The CJEU specifically noted that this scenario could arise where "the law of that third country imposes on the recipient of personal data from the European Union obligations which are contrary to those clauses and are, therefore, capable of impinging on the contractual guarantee of an adequate level of protection against access by the public authorities of that third country to that data."
In a statement about the CJEU's ruling, European Commission Vice President Vera Jourová announced that the Commission intends to work with data protection authorities to modernize the SCCs, which have not been updated since 2004 (for controller-controller SCCs) or 2010 (for controller-processor SCCs).
Companies involved in transfers of personal data from the EU to the United States must take certain near- and long-term actions.
- Organizations that were relying on the Privacy Shield must take immediate steps to remove references to compliance with the Privacy Shield from their privacy notices and discontinue receiving personal data from the EU until they are able to implement an acceptable substitute mechanism. Failure to do so could result in an enforcement action by the FTC or an EU data protection authority.
- Most organizations likely will opt for the SCCs in place of the Privacy Shield, but they should review their data flows to determine which mechanism is best suited to their operational needs. For instance, large multinational corporations that need to transfer personal data within the organization may wish to adopt binding corporate rules.
- Because the CJEU tasked EU data protection authorities and controllers with evaluating the adequacy of the recipient jurisdiction's legal regime, organizations should expect and must be prepared to react quickly to regulators' statements and controllers' concerns. In the short term, it is possible that privacy regulators will take different positions regarding whether organizations may continue to use SCCs.
- Organizations also should be prepared to update their data processing agreements after the European Commission modernizes the SCCs.
1 Data Protection Commissioner v. Schrems, CJEU, C-311/18, 16 July 2020.

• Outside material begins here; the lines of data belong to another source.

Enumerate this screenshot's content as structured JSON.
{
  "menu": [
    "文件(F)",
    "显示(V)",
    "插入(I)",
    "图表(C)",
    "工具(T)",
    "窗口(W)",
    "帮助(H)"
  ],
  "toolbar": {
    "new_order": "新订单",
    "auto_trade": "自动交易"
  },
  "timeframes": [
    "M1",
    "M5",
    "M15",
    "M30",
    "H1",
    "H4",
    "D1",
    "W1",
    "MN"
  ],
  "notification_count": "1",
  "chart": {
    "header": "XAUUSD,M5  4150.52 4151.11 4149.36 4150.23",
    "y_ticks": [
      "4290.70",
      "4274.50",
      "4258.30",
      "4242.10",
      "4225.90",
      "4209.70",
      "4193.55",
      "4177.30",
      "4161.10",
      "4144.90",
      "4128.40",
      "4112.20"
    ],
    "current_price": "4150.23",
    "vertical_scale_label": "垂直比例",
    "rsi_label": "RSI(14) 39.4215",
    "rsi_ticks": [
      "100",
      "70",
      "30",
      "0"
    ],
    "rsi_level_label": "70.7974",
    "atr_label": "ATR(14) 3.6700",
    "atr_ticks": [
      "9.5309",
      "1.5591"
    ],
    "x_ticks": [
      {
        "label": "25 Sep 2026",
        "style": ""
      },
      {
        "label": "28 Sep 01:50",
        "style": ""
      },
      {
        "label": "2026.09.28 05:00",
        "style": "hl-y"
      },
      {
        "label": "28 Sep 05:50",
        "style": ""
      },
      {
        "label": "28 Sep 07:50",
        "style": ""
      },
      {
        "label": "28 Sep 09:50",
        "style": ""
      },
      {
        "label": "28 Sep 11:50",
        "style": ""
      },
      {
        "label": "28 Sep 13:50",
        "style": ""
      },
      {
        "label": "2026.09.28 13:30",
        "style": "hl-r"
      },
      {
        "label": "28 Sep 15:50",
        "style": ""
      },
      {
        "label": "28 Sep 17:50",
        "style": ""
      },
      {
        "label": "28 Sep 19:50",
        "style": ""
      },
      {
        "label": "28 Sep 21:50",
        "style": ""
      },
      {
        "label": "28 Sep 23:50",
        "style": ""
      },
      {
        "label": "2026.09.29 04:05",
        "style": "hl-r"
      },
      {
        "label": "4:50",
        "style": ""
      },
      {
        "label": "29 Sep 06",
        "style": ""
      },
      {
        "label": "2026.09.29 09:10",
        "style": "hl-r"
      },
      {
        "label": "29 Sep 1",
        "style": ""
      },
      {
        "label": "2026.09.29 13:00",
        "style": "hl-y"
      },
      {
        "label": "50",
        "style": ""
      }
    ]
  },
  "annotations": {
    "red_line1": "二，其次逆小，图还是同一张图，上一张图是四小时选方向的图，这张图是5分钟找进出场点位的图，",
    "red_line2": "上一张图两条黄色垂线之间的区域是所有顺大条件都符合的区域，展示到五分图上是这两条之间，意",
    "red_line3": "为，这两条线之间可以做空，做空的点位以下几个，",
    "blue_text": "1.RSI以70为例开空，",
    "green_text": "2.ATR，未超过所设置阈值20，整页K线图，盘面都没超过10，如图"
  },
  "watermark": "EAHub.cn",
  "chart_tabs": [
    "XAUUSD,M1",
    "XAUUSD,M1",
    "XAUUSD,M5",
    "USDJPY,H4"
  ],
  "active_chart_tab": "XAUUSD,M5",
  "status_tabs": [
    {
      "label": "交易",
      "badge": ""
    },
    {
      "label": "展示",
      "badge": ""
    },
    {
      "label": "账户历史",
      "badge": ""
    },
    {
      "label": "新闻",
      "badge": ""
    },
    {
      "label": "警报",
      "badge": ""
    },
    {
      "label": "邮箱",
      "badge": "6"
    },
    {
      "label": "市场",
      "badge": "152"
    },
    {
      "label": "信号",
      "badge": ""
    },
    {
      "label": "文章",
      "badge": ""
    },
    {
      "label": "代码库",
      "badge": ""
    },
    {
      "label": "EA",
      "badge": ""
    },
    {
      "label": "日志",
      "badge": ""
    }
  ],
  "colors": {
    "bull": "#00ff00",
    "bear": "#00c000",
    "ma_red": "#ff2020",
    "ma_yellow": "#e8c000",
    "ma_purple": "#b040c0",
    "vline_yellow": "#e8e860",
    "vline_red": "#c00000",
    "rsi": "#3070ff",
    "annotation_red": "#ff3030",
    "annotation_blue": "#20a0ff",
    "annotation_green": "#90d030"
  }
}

2 Although this client alert does not provide the full procedural history of this dispute, the following background may be useful: The CJEU decision stems from a complaint that Facebook user Maximillian Schrems, an Austrian citizen, initially filed with the Irish data protection authority in 2013, alleging that Facebook’s transfers of his personal data to Facebook’s servers in the U.S. under the U.S.-EU Safe Harbor (the program that was then in place to enable cross-border data transfers) were unlawful because the Safe Harbor program did not sufficiently protect personal data from access by U.S. intelligence services. The CJEU agreed and invalidated the Safe Harbor program in 2015 (“Schrems I”). Schrems then reformulated his challenge, alleging that the transfers of his personal data to the U.S. via standard contractual clauses were unlawful because they, too, failed to protect EU residents’ personal data from U.S. intelligence authorities (“Schrems II”). In the meantime, the Department of Commerce and the European Commission developed and adopted the Privacy Shield to address concerns raised in Schrems I by, for instance, establishing an ombudsperson who would receive requests from individuals seeking information about access to personal data by U.S. intelligence authorities. The CJEU in Schrems II found it necessary to evaluate the European Commission’s 2016 decision finding the Privacy Shield adequate, stating that the Privacy Shield decision – and its findings regarding the U.S. legal system – was relevant to the court’s evaluation of SCCs.